The RG Self-Organisation is engaged with the scientific concept of "self-organisation", which is also used as a paradigm for social contexts and became a transdisciplinary central concept of modern science. The Reseach Group approached the concept with an interdisciplinary disambiguation, for instance in interviews with "practitioners of self-organisation", as well as from an epistemological and a history of science perspective.
The core idea of self-organisation is that due to specific local interactions between elements, long-range connections develop over time, that is, structures on a large spatial scale. In this form of a non-thematic thought pattern, the concept of self-organisation provides a very general framework for formal and foundational surveys on the occurence of structures, for instance in biology, physics or in society.

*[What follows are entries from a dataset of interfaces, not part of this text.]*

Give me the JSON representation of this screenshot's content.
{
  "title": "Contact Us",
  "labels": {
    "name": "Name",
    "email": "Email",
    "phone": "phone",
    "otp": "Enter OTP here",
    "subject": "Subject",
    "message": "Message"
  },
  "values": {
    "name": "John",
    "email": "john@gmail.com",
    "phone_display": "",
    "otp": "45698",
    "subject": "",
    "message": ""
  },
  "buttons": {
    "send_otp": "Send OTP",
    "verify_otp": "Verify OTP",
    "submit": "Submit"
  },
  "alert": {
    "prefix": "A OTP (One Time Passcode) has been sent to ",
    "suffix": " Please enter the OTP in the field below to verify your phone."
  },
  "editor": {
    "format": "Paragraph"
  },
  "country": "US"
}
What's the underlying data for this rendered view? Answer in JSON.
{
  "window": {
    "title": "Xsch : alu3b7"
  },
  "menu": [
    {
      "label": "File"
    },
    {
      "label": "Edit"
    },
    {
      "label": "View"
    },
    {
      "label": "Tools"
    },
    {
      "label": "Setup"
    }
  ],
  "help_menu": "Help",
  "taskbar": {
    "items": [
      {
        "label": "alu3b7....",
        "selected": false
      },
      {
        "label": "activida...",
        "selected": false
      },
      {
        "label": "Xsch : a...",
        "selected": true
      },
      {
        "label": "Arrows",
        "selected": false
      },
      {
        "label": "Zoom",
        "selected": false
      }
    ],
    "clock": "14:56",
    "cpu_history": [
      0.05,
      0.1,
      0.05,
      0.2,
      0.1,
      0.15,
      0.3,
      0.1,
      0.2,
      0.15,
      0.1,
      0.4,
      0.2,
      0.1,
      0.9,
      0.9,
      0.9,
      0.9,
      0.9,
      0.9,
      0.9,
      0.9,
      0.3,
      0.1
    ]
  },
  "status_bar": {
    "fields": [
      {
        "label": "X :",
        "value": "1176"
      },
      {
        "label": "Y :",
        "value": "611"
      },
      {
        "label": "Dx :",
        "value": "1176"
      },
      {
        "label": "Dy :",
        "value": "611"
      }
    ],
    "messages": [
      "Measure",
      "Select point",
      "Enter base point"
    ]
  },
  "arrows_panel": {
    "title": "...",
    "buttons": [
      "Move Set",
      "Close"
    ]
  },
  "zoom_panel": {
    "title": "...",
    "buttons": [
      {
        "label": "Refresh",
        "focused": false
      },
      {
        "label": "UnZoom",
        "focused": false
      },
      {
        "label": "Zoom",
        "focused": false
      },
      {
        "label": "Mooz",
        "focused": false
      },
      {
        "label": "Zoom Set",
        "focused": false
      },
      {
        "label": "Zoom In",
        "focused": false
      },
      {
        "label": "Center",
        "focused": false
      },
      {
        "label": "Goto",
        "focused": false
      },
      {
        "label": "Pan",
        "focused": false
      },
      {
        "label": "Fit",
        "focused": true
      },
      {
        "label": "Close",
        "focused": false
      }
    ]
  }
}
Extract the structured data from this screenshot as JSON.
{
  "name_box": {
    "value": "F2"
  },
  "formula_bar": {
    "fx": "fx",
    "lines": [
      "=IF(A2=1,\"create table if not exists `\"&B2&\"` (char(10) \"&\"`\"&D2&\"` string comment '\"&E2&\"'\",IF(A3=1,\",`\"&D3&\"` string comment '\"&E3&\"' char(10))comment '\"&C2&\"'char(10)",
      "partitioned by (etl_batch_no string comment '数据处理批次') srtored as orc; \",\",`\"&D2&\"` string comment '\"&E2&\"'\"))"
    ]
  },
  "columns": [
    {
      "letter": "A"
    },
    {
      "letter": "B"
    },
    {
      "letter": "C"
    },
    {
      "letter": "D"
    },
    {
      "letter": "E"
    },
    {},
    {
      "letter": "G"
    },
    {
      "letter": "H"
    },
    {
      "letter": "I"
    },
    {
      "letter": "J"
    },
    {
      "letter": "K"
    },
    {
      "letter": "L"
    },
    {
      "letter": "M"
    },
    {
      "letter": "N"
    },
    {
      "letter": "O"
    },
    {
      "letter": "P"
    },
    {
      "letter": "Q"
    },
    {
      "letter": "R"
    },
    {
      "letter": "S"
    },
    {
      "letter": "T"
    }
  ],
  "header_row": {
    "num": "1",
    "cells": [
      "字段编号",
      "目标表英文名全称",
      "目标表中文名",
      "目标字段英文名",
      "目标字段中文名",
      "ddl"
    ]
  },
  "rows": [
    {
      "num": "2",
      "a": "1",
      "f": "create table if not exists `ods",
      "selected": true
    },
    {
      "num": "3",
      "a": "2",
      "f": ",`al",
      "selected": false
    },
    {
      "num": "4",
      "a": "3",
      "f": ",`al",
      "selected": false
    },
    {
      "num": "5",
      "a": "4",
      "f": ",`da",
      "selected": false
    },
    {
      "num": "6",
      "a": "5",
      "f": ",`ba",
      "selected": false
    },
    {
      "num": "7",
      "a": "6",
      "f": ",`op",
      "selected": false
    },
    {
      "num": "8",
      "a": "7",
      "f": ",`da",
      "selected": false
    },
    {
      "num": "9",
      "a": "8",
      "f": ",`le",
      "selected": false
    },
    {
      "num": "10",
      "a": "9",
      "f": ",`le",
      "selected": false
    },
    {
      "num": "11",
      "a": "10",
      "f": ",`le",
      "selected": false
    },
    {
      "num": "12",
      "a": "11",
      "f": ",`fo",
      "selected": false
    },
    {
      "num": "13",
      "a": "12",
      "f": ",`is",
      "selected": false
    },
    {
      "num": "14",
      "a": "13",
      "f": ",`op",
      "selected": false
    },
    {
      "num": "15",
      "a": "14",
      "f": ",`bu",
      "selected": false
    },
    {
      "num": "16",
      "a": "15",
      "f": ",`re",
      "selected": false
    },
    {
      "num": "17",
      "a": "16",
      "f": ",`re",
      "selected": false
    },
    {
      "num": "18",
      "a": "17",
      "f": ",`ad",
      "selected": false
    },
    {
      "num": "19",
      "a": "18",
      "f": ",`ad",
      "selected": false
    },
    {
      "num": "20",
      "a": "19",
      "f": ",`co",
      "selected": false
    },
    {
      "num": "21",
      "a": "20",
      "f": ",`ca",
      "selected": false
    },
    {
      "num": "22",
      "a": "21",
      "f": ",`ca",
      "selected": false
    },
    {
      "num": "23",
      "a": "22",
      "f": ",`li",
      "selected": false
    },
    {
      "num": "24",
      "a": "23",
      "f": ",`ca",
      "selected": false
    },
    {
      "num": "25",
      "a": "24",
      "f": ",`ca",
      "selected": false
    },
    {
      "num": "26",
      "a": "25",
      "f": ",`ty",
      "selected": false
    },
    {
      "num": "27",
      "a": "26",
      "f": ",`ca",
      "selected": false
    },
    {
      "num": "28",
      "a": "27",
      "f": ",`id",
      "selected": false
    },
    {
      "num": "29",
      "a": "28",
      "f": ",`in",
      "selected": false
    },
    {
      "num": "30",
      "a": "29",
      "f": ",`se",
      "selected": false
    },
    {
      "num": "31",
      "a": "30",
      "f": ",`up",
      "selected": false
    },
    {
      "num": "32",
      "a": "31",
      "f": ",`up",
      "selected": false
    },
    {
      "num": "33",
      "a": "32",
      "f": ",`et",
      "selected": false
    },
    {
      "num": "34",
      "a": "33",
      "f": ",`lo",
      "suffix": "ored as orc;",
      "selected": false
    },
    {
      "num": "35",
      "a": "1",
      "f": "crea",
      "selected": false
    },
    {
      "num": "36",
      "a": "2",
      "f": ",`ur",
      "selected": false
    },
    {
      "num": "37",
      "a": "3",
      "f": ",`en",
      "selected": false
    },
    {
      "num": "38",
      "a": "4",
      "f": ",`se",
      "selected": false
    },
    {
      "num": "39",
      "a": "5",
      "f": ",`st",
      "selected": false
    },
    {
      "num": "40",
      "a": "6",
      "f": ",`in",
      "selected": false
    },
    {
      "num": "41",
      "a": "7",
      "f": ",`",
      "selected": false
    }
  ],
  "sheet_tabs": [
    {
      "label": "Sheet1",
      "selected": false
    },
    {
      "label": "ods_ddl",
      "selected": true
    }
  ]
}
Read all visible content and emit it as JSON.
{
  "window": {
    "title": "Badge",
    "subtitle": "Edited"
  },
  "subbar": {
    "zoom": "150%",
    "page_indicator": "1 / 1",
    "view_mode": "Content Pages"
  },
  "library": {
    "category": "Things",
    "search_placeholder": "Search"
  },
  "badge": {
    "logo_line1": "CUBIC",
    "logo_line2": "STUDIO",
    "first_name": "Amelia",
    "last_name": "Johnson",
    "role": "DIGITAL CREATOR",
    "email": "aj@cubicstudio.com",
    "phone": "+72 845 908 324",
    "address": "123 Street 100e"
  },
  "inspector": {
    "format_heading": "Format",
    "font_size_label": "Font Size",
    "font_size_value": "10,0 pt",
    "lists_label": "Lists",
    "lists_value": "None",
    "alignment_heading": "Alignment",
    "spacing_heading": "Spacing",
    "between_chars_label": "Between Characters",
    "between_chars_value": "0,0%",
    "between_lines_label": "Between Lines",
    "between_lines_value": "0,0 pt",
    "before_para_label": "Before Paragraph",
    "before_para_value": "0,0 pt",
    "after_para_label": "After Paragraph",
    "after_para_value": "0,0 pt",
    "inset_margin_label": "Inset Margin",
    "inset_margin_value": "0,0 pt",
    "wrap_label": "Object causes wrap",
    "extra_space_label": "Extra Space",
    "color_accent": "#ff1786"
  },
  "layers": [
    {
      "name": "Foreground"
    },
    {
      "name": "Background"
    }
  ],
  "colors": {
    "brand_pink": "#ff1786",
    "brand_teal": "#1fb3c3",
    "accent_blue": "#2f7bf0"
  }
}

For the Junge Akademie, this topic was a suitable field for three reasons:
- It bridges the natural, social and humane sciences.
- It has sociopolitical implications, since inscribed mechanisms can be made visible and possible fads in terms of the choice of scientific method can be pointed out.
- The possibilities of a transdisciplinary perspective on self-organisation have not quite been exhausted in the research up to this point, even though there are numerous monographs carrying the term in their title (since 1990, there has even been a yearbook Self-Organisation), and even though it has been approached epistemologically.
By means of surveys in both conceptual history and the history of ideas, the Research Group wanted to clarify when and to what extent "self-organisation" can be found as a scientific model of explanation; where this method comes from (is there "lead discipline"?); what motivates the implementation of the term; whether there are examples for modern theoretical approaches in which this thought pattern can be found implicitly; whether this approach is viable and enduring (is the next paradigm shift already on the horizon?). As an example, a system of thought (e.g. a legal system) was meant to be analysed with the method of self-organisation.
The goal was to develop a simple explanatory model for the frequent occurence of certain structures in a system of thought. Further, the possibility of discovering hidden social mechanisms with this method should be discussed and evaluated. The Research Group published its findings in an anthology.
The Research Group conducted interviews with academics on the topic of self-organisation, started a survey among NGOs and conceptualised a literature database for the Junge Akademie.
The RG Self-Organisation organised lectures and two internal symposiums.
The RG published its findings in one anthology and two papers.